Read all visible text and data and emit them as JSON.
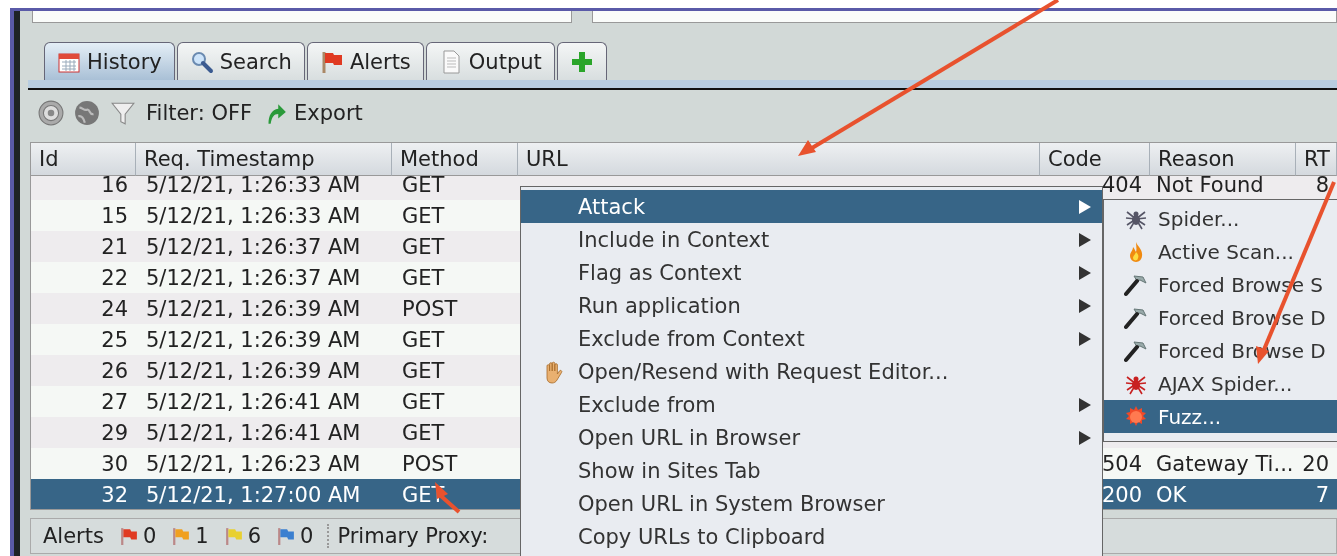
{
  "tabs": [
    {
      "label": "History",
      "kind": "calendar",
      "selected": true
    },
    {
      "label": "Search",
      "kind": "magnifier",
      "selected": false
    },
    {
      "label": "Alerts",
      "kind": "flag",
      "selected": false
    },
    {
      "label": "Output",
      "kind": "document",
      "selected": false
    },
    {
      "kind": "add",
      "selected": false
    }
  ],
  "toolbar": {
    "filter_label": "Filter: OFF",
    "export_label": "Export"
  },
  "table": {
    "columns": [
      "Id",
      "Req. Timestamp",
      "Method",
      "URL",
      "Code",
      "Reason",
      "RT"
    ],
    "rows": [
      {
        "id": "16",
        "timestamp": "5/12/21, 1:26:33 AM",
        "method": "GET",
        "code": "404",
        "reason": "Not Found",
        "rtt": "8",
        "selected": false
      },
      {
        "id": "15",
        "timestamp": "5/12/21, 1:26:33 AM",
        "method": "GET",
        "selected": false
      },
      {
        "id": "21",
        "timestamp": "5/12/21, 1:26:37 AM",
        "method": "GET",
        "selected": false
      },
      {
        "id": "22",
        "timestamp": "5/12/21, 1:26:37 AM",
        "method": "GET",
        "selected": false
      },
      {
        "id": "24",
        "timestamp": "5/12/21, 1:26:39 AM",
        "method": "POST",
        "selected": false
      },
      {
        "id": "25",
        "timestamp": "5/12/21, 1:26:39 AM",
        "method": "GET",
        "selected": false
      },
      {
        "id": "26",
        "timestamp": "5/12/21, 1:26:39 AM",
        "method": "GET",
        "selected": false
      },
      {
        "id": "27",
        "timestamp": "5/12/21, 1:26:41 AM",
        "method": "GET",
        "selected": false
      },
      {
        "id": "29",
        "timestamp": "5/12/21, 1:26:41 AM",
        "method": "GET",
        "selected": false
      },
      {
        "id": "30",
        "timestamp": "5/12/21, 1:26:23 AM",
        "method": "POST",
        "code": "504",
        "reason": "Gateway Ti...",
        "rtt": "20",
        "selected": false
      },
      {
        "id": "32",
        "timestamp": "5/12/21, 1:27:00 AM",
        "method": "GET",
        "code": "200",
        "reason": "OK",
        "rtt": "7",
        "selected": true
      }
    ]
  },
  "context_menu": {
    "items": [
      {
        "label": "Attack",
        "kind": "plain",
        "submenu": true,
        "selected": true
      },
      {
        "label": "Include in Context",
        "kind": "plain",
        "submenu": true,
        "selected": false
      },
      {
        "label": "Flag as Context",
        "kind": "plain",
        "submenu": true,
        "selected": false
      },
      {
        "label": "Run application",
        "kind": "plain",
        "submenu": true,
        "selected": false
      },
      {
        "label": "Exclude from Context",
        "kind": "plain",
        "submenu": true,
        "selected": false
      },
      {
        "label": "Open/Resend with Request Editor...",
        "kind": "hand",
        "submenu": false,
        "selected": false
      },
      {
        "label": "Exclude from",
        "kind": "plain",
        "submenu": true,
        "selected": false
      },
      {
        "label": "Open URL in Browser",
        "kind": "plain",
        "submenu": true,
        "selected": false
      },
      {
        "label": "Show in Sites Tab",
        "kind": "plain",
        "submenu": false,
        "selected": false
      },
      {
        "label": "Open URL in System Browser",
        "kind": "plain",
        "submenu": false,
        "selected": false
      },
      {
        "label": "Copy URLs to Clipboard",
        "kind": "plain",
        "submenu": false,
        "selected": false
      }
    ]
  },
  "attack_submenu": {
    "items": [
      {
        "label": "Spider...",
        "kind": "spider",
        "selected": false
      },
      {
        "label": "Active Scan...",
        "kind": "flame",
        "selected": false
      },
      {
        "label": "Forced Browse S",
        "kind": "hammer",
        "selected": false
      },
      {
        "label": "Forced Browse D",
        "kind": "hammer",
        "selected": false
      },
      {
        "label": "Forced Browse D",
        "kind": "hammer",
        "selected": false
      },
      {
        "label": "AJAX Spider...",
        "kind": "redspider",
        "selected": false
      },
      {
        "label": "Fuzz...",
        "kind": "burst",
        "selected": true
      }
    ]
  },
  "status_bar": {
    "label": "Alerts",
    "alerts": [
      {
        "count": "0",
        "color": "#e03a22"
      },
      {
        "count": "1",
        "color": "#f0a020"
      },
      {
        "count": "6",
        "color": "#e8d030"
      },
      {
        "count": "0",
        "color": "#3a7fd0"
      }
    ],
    "proxy_label": "Primary Proxy:"
  }
}
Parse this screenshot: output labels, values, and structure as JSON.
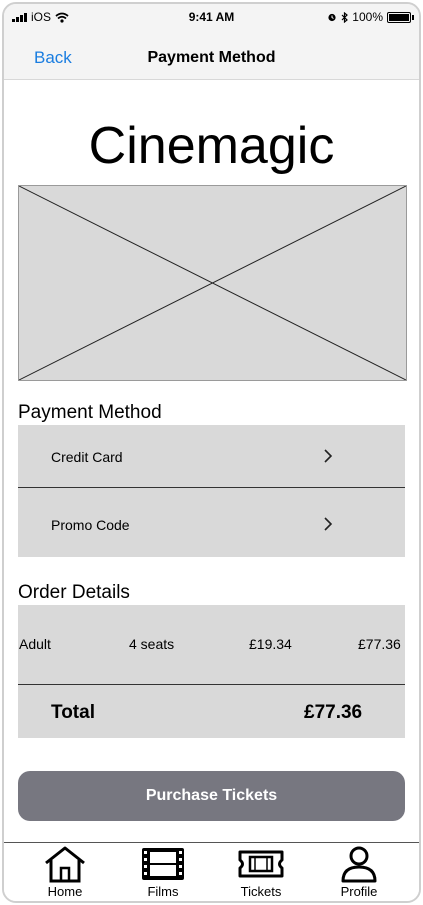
{
  "status_bar": {
    "carrier": "iOS",
    "time": "9:41 AM",
    "battery": "100%"
  },
  "nav": {
    "back_label": "Back",
    "title": "Payment Method"
  },
  "brand": "Cinemagic",
  "payment_section": {
    "title": "Payment Method",
    "options": [
      {
        "label": "Credit Card"
      },
      {
        "label": "Promo Code"
      }
    ]
  },
  "order_section": {
    "title": "Order Details",
    "line": {
      "ticket_type": "Adult",
      "seats": "4 seats",
      "unit_price": "£19.34",
      "subtotal": "£77.36"
    },
    "total_label": "Total",
    "total_value": "£77.36"
  },
  "purchase_button": "Purchase Tickets",
  "tabs": [
    {
      "label": "Home",
      "icon": "home-icon"
    },
    {
      "label": "Films",
      "icon": "film-icon"
    },
    {
      "label": "Tickets",
      "icon": "ticket-icon"
    },
    {
      "label": "Profile",
      "icon": "profile-icon"
    }
  ]
}
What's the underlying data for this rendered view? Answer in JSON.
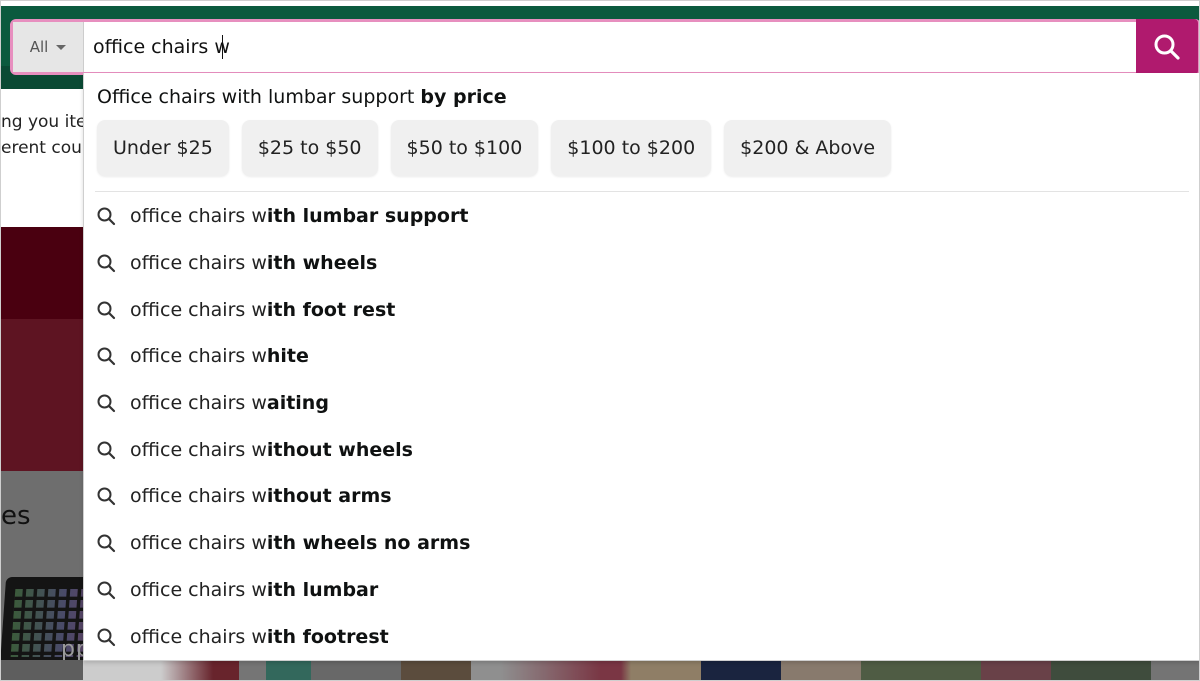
{
  "search": {
    "scope_label": "All",
    "query": "office chairs w",
    "submit_icon": "search-icon"
  },
  "colors": {
    "header": "#0b5a3e",
    "search_button": "#b01a6e",
    "search_border": "#e78fbf"
  },
  "background_page": {
    "line1": "ng you iter",
    "line2": "erent cour",
    "heading_fragment": "es",
    "watermark": "pprofty"
  },
  "price_filter": {
    "title_prefix": "Office chairs with lumbar support ",
    "title_bold": "by price",
    "chips": [
      {
        "label": "Under $25"
      },
      {
        "label": "$25 to $50"
      },
      {
        "label": "$50 to $100"
      },
      {
        "label": "$100 to $200"
      },
      {
        "label": "$200 & Above"
      }
    ]
  },
  "suggestions": [
    {
      "typed": "office chairs w",
      "completion": "ith lumbar support",
      "icon": "search-icon"
    },
    {
      "typed": "office chairs w",
      "completion": "ith wheels",
      "icon": "search-icon"
    },
    {
      "typed": "office chairs w",
      "completion": "ith foot rest",
      "icon": "search-icon"
    },
    {
      "typed": "office chairs w",
      "completion": "hite",
      "icon": "search-icon"
    },
    {
      "typed": "office chairs w",
      "completion": "aiting",
      "icon": "search-icon"
    },
    {
      "typed": "office chairs w",
      "completion": "ithout wheels",
      "icon": "search-icon"
    },
    {
      "typed": "office chairs w",
      "completion": "ithout arms",
      "icon": "search-icon"
    },
    {
      "typed": "office chairs w",
      "completion": "ith wheels no arms",
      "icon": "search-icon"
    },
    {
      "typed": "office chairs w",
      "completion": "ith lumbar",
      "icon": "search-icon"
    },
    {
      "typed": "office chairs w",
      "completion": "ith footrest",
      "icon": "search-icon"
    }
  ]
}
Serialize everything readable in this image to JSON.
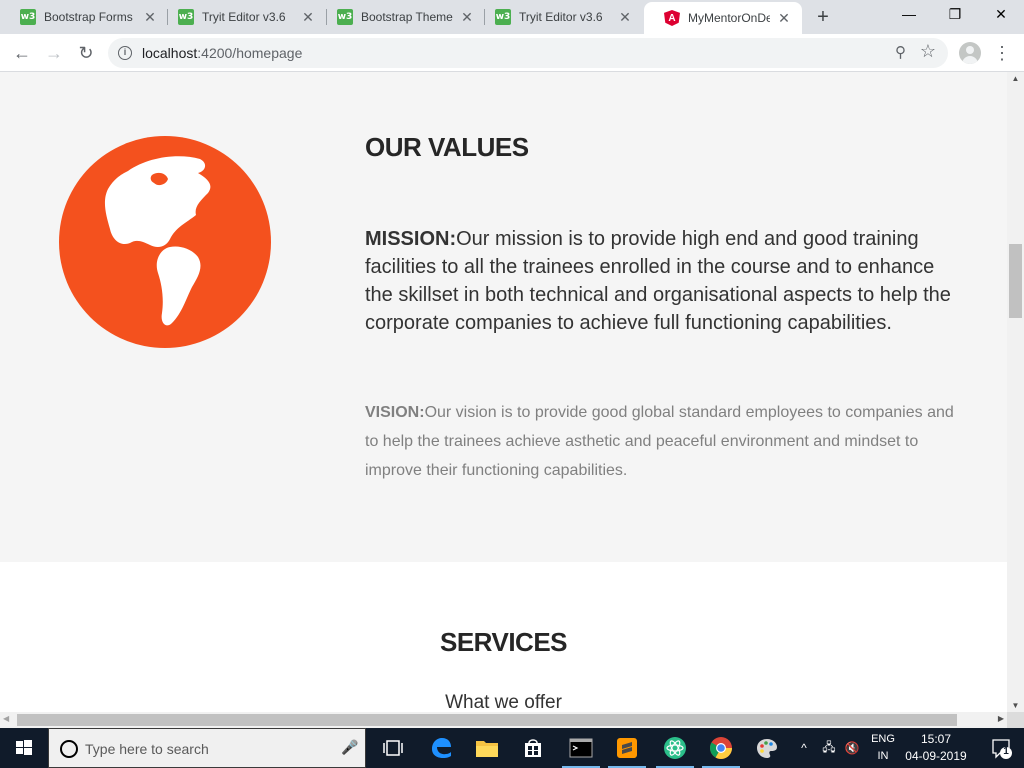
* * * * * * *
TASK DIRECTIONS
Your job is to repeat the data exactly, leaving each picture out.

RESULT
Read all visible text and data and emit them as JSON.
{
  "tabs": [
    {
      "label": "History",
      "kind": "calendar",
      "selected": true
    },
    {
      "label": "Search",
      "kind": "magnifier",
      "selected": false
    },
    {
      "label": "Alerts",
      "kind": "flag",
      "selected": false
    },
    {
      "label": "Output",
      "kind": "document",
      "selected": false
    },
    {
      "kind": "add",
      "selected": false
    }
  ],
  "toolbar": {
    "filter_label": "Filter: OFF",
    "export_label": "Export"
  },
  "table": {
    "columns": [
      "Id",
      "Req. Timestamp",
      "Method",
      "URL",
      "Code",
      "Reason",
      "RT"
    ],
    "rows": [
      {
        "id": "16",
        "timestamp": "5/12/21, 1:26:33 AM",
        "method": "GET",
        "code": "404",
        "reason": "Not Found",
        "rtt": "8",
        "selected": false
      },
      {
        "id": "15",
        "timestamp": "5/12/21, 1:26:33 AM",
        "method": "GET",
        "selected": false
      },
      {
        "id": "21",
        "timestamp": "5/12/21, 1:26:37 AM",
        "method": "GET",
        "selected": false
      },
      {
        "id": "22",
        "timestamp": "5/12/21, 1:26:37 AM",
        "method": "GET",
        "selected": false
      },
      {
        "id": "24",
        "timestamp": "5/12/21, 1:26:39 AM",
        "method": "POST",
        "selected": false
      },
      {
        "id": "25",
        "timestamp": "5/12/21, 1:26:39 AM",
        "method": "GET",
        "selected": false
      },
      {
        "id": "26",
        "timestamp": "5/12/21, 1:26:39 AM",
        "method": "GET",
        "selected": false
      },
      {
        "id": "27",
        "timestamp": "5/12/21, 1:26:41 AM",
        "method": "GET",
        "selected": false
      },
      {
        "id": "29",
        "timestamp": "5/12/21, 1:26:41 AM",
        "method": "GET",
        "selected": false
      },
      {
        "id": "30",
        "timestamp": "5/12/21, 1:26:23 AM",
        "method": "POST",
        "code": "504",
        "reason": "Gateway Ti...",
        "rtt": "20",
        "selected": false
      },
      {
        "id": "32",
        "timestamp": "5/12/21, 1:27:00 AM",
        "method": "GET",
        "code": "200",
        "reason": "OK",
        "rtt": "7",
        "selected": true
      }
    ]
  },
  "context_menu": {
    "items": [
      {
        "label": "Attack",
        "kind": "plain",
        "submenu": true,
        "selected": true
      },
      {
        "label": "Include in Context",
        "kind": "plain",
        "submenu": true,
        "selected": false
      },
      {
        "label": "Flag as Context",
        "kind": "plain",
        "submenu": true,
        "selected": false
      },
      {
        "label": "Run application",
        "kind": "plain",
        "submenu": true,
        "selected": false
      },
      {
        "label": "Exclude from Context",
        "kind": "plain",
        "submenu": true,
        "selected": false
      },
      {
        "label": "Open/Resend with Request Editor...",
        "kind": "hand",
        "submenu": false,
        "selected": false
      },
      {
        "label": "Exclude from",
        "kind": "plain",
        "submenu": true,
        "selected": false
      },
      {
        "label": "Open URL in Browser",
        "kind": "plain",
        "submenu": true,
        "selected": false
      },
      {
        "label": "Show in Sites Tab",
        "kind": "plain",
        "submenu": false,
        "selected": false
      },
      {
        "label": "Open URL in System Browser",
        "kind": "plain",
        "submenu": false,
        "selected": false
      },
      {
        "label": "Copy URLs to Clipboard",
        "kind": "plain",
        "submenu": false,
        "selected": false
      }
    ]
  },
  "attack_submenu": {
    "items": [
      {
        "label": "Spider...",
        "kind": "spider",
        "selected": false
      },
      {
        "label": "Active Scan...",
        "kind": "flame",
        "selected": false
      },
      {
        "label": "Forced Browse S",
        "kind": "hammer",
        "selected": false
      },
      {
        "label": "Forced Browse D",
        "kind": "hammer",
        "selected": false
      },
      {
        "label": "Forced Browse D",
        "kind": "hammer",
        "selected": false
      },
      {
        "label": "AJAX Spider...",
        "kind": "redspider",
        "selected": false
      },
      {
        "label": "Fuzz...",
        "kind": "burst",
        "selected": true
      }
    ]
  },
  "status_bar": {
    "label": "Alerts",
    "alerts": [
      {
        "count": "0",
        "color": "#e03a22"
      },
      {
        "count": "1",
        "color": "#f0a020"
      },
      {
        "count": "6",
        "color": "#e8d030"
      },
      {
        "count": "0",
        "color": "#3a7fd0"
      }
    ],
    "proxy_label": "Primary Proxy:"
  }
}
Parse this screenshot: output labels, values, and structure as JSON.
{
  "status_bar": {
    "carrier": "iOS",
    "time": "9:41 AM",
    "battery": "100%"
  },
  "nav": {
    "back_label": "Back",
    "title": "Payment Method"
  },
  "brand": "Cinemagic",
  "payment_section": {
    "title": "Payment Method",
    "options": [
      {
        "label": "Credit Card"
      },
      {
        "label": "Promo Code"
      }
    ]
  },
  "order_section": {
    "title": "Order Details",
    "line": {
      "ticket_type": "Adult",
      "seats": "4 seats",
      "unit_price": "£19.34",
      "subtotal": "£77.36"
    },
    "total_label": "Total",
    "total_value": "£77.36"
  },
  "purchase_button": "Purchase Tickets",
  "tabs": [
    {
      "label": "Home",
      "icon": "home-icon"
    },
    {
      "label": "Films",
      "icon": "film-icon"
    },
    {
      "label": "Tickets",
      "icon": "ticket-icon"
    },
    {
      "label": "Profile",
      "icon": "profile-icon"
    }
  ]
}
What's the underlying data for this rendered view? Answer in JSON.
{
  "search": {
    "scope_label": "All",
    "query": "office chairs w",
    "submit_icon": "search-icon"
  },
  "colors": {
    "header": "#0b5a3e",
    "search_button": "#b01a6e",
    "search_border": "#e78fbf"
  },
  "background_page": {
    "line1": "ng you iter",
    "line2": "erent cour",
    "heading_fragment": "es",
    "watermark": "pprofty"
  },
  "price_filter": {
    "title_prefix": "Office chairs with lumbar support ",
    "title_bold": "by price",
    "chips": [
      {
        "label": "Under $25"
      },
      {
        "label": "$25 to $50"
      },
      {
        "label": "$50 to $100"
      },
      {
        "label": "$100 to $200"
      },
      {
        "label": "$200 & Above"
      }
    ]
  },
  "suggestions": [
    {
      "typed": "office chairs w",
      "completion": "ith lumbar support",
      "icon": "search-icon"
    },
    {
      "typed": "office chairs w",
      "completion": "ith wheels",
      "icon": "search-icon"
    },
    {
      "typed": "office chairs w",
      "completion": "ith foot rest",
      "icon": "search-icon"
    },
    {
      "typed": "office chairs w",
      "completion": "hite",
      "icon": "search-icon"
    },
    {
      "typed": "office chairs w",
      "completion": "aiting",
      "icon": "search-icon"
    },
    {
      "typed": "office chairs w",
      "completion": "ithout wheels",
      "icon": "search-icon"
    },
    {
      "typed": "office chairs w",
      "completion": "ithout arms",
      "icon": "search-icon"
    },
    {
      "typed": "office chairs w",
      "completion": "ith wheels no arms",
      "icon": "search-icon"
    },
    {
      "typed": "office chairs w",
      "completion": "ith lumbar",
      "icon": "search-icon"
    },
    {
      "typed": "office chairs w",
      "completion": "ith footrest",
      "icon": "search-icon"
    }
  ]
}
Serialize everything readable in this image to JSON.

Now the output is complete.